Have to say l was fascinated by the wooden wheel mounted on the wall of the kitchen at No 1 Royal Crescent when l paid a recent visit.
It is the headquarters of course of Bath Preservation Society but also laid out as a Georgian house with authentically dressed rooms and modelled on the diaries of a retired Irish MP called Henry Sandford who lived there from 1776 until his death 20 years later.
There are some nice touches. The original kitchen – which was laid out in the main house – is now an educational room with a projection screen, boxes of clothes for kids of all ages to try on and where they can meet Reggie the turnspit dog.
It was apparently a big thing in the West Country to use a little dog in a wheel to turn the roasting spit.
The mechanism was an effective but cruel way of cooking your roast in an era when the welfare of animals was rarely considered.
I had been told that elsewhere in the country a weights and pulley system was used to do the same thing.
Imagine my surprise – when visiting this year’s Abergavenny Food Festival in South Wales – to come across ‘Whiskey – the Turnspit dog who is on display in the museum at the historic town’s Norman castle.
Here visitors are told that Turnspit dogs were in use until the middle of the 19th century as a tool to save cooks in large households the effort of turning meat on a spit by hand.
The dog would have been placed in a small wheel connected to the spit and as he ran the spit would be turned.
In order not to overexert a dog with this hot and unpleasant work they were often kept in pairs, so that they could be worked in shifts.
It is believed that this is the origin of the proverb ‘every dog has his day.’
Maybe No 1 Royal Crescent in Bath might consider showing a photograph of ‘Whiskey’ who apparently is the last surviving specimen of a turnspit dog – albeit stuffed.

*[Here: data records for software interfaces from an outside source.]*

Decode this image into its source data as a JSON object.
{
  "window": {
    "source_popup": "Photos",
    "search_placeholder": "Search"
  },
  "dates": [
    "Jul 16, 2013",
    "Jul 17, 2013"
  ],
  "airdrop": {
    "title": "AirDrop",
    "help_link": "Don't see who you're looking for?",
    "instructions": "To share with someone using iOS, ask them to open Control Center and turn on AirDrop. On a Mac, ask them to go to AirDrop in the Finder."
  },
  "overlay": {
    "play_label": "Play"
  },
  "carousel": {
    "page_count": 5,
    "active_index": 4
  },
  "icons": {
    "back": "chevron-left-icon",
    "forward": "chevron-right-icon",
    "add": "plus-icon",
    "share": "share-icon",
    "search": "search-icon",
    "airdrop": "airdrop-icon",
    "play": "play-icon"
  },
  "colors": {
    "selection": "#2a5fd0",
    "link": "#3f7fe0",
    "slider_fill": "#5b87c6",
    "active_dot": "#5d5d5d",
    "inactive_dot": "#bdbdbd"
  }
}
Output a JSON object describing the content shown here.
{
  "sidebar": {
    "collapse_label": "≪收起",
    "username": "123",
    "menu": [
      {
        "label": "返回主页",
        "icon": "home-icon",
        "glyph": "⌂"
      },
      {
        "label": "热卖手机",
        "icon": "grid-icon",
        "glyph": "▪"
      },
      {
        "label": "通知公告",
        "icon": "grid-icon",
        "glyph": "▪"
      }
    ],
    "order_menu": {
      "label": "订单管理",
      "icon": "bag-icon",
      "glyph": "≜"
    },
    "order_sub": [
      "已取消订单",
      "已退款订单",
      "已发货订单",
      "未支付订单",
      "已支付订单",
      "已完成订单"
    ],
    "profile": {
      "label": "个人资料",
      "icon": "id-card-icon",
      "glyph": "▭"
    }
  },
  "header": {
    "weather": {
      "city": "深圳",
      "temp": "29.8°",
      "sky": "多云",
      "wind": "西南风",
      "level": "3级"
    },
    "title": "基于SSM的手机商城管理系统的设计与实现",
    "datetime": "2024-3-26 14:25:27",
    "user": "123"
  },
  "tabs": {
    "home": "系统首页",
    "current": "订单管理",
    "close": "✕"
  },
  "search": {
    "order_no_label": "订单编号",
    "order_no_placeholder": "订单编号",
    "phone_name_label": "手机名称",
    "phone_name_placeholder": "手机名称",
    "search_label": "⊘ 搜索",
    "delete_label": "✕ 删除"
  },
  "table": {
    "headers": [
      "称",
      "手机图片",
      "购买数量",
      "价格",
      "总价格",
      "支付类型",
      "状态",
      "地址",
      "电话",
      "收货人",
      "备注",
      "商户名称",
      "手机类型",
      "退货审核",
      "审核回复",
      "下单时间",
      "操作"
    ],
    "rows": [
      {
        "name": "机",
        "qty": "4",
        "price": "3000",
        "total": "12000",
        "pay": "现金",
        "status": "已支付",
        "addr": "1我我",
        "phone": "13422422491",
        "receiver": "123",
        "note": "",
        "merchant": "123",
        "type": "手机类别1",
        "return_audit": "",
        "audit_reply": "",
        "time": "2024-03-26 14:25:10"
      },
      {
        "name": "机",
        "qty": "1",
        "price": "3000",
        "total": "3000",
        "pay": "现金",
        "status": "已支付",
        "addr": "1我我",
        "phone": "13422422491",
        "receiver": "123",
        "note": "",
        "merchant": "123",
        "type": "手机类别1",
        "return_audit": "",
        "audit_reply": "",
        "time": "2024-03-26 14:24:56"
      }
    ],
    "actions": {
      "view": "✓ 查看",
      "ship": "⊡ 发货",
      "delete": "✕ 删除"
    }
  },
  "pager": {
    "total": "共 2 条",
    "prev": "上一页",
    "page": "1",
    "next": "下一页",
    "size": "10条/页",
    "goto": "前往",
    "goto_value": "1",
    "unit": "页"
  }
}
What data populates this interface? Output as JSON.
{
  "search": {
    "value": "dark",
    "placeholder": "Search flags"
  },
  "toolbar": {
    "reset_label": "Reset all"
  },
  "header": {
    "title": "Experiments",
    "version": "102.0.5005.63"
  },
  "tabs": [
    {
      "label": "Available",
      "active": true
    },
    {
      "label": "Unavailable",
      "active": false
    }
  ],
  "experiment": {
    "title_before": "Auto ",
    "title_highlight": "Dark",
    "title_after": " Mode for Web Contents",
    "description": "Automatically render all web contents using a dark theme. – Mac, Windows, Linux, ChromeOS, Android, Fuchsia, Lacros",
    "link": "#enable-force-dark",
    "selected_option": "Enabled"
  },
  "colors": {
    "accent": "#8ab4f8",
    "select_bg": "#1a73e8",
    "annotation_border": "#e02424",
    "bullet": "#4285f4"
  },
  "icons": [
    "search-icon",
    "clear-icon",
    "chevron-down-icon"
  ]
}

The breed appears to have died out with the advent of mechanisation in the kitchen.